Exercise description — In the lines below, look for "icon". Copy each line where it appears.

Website and app data records
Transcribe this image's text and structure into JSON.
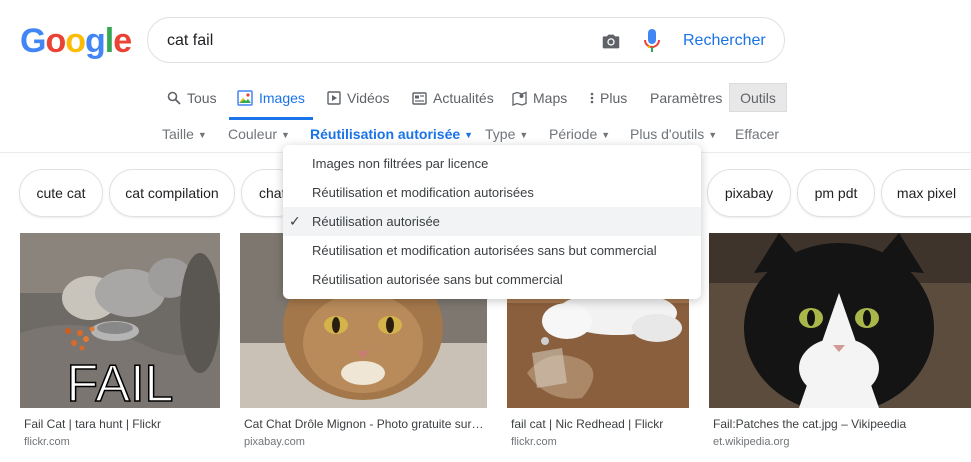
{
  "logo": {
    "letters": [
      "G",
      "o",
      "o",
      "g",
      "l",
      "e"
    ]
  },
  "colors": {
    "blue": "#4285F4",
    "red": "#EA4335",
    "yellow": "#FBBC05",
    "green": "#34A853",
    "accent": "#1a73e8"
  },
  "search": {
    "query": "cat fail",
    "button_label": "Rechercher",
    "camera_icon": "camera-icon",
    "mic_icon": "mic-icon"
  },
  "tabs": [
    {
      "label": "Tous",
      "icon": "search-icon"
    },
    {
      "label": "Images",
      "icon": "images-icon",
      "active": true
    },
    {
      "label": "Vidéos",
      "icon": "play-icon"
    },
    {
      "label": "Actualités",
      "icon": "news-icon"
    },
    {
      "label": "Maps",
      "icon": "map-icon"
    },
    {
      "label": "Plus",
      "icon": "more-vert-icon"
    },
    {
      "label": "Paramètres"
    },
    {
      "label": "Outils"
    }
  ],
  "filters": [
    {
      "label": "Taille"
    },
    {
      "label": "Couleur"
    },
    {
      "label": "Réutilisation autorisée",
      "selected": true
    },
    {
      "label": "Type"
    },
    {
      "label": "Période"
    },
    {
      "label": "Plus d'outils"
    },
    {
      "label": "Effacer"
    }
  ],
  "chips": [
    "cute cat",
    "cat compilation",
    "chat",
    "pixabay",
    "pm pdt",
    "max pixel"
  ],
  "dropdown": {
    "items": [
      {
        "label": "Images non filtrées par licence",
        "checked": false
      },
      {
        "label": "Réutilisation et modification autorisées",
        "checked": false
      },
      {
        "label": "Réutilisation autorisée",
        "checked": true
      },
      {
        "label": "Réutilisation et modification autorisées sans but commercial",
        "checked": false
      },
      {
        "label": "Réutilisation autorisée sans but commercial",
        "checked": false
      }
    ],
    "check_symbol": "✓"
  },
  "results": [
    {
      "title": "Fail Cat | tara hunt | Flickr",
      "site": "flickr.com",
      "overlay_text": "FAIL"
    },
    {
      "title": "Cat Chat Drôle Mignon - Photo gratuite sur ...",
      "site": "pixabay.com"
    },
    {
      "title": "fail cat | Nic Redhead | Flickr",
      "site": "flickr.com"
    },
    {
      "title": "Fail:Patches the cat.jpg – Vikipeedia",
      "site": "et.wikipedia.org"
    }
  ]
}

Exercise answer —
    "camera_icon": "camera-icon",
    "mic_icon": "mic-icon"
      "icon": "search-icon"
      "icon": "images-icon",
      "icon": "play-icon"
      "icon": "news-icon"
      "icon": "map-icon"
      "icon": "more-vert-icon"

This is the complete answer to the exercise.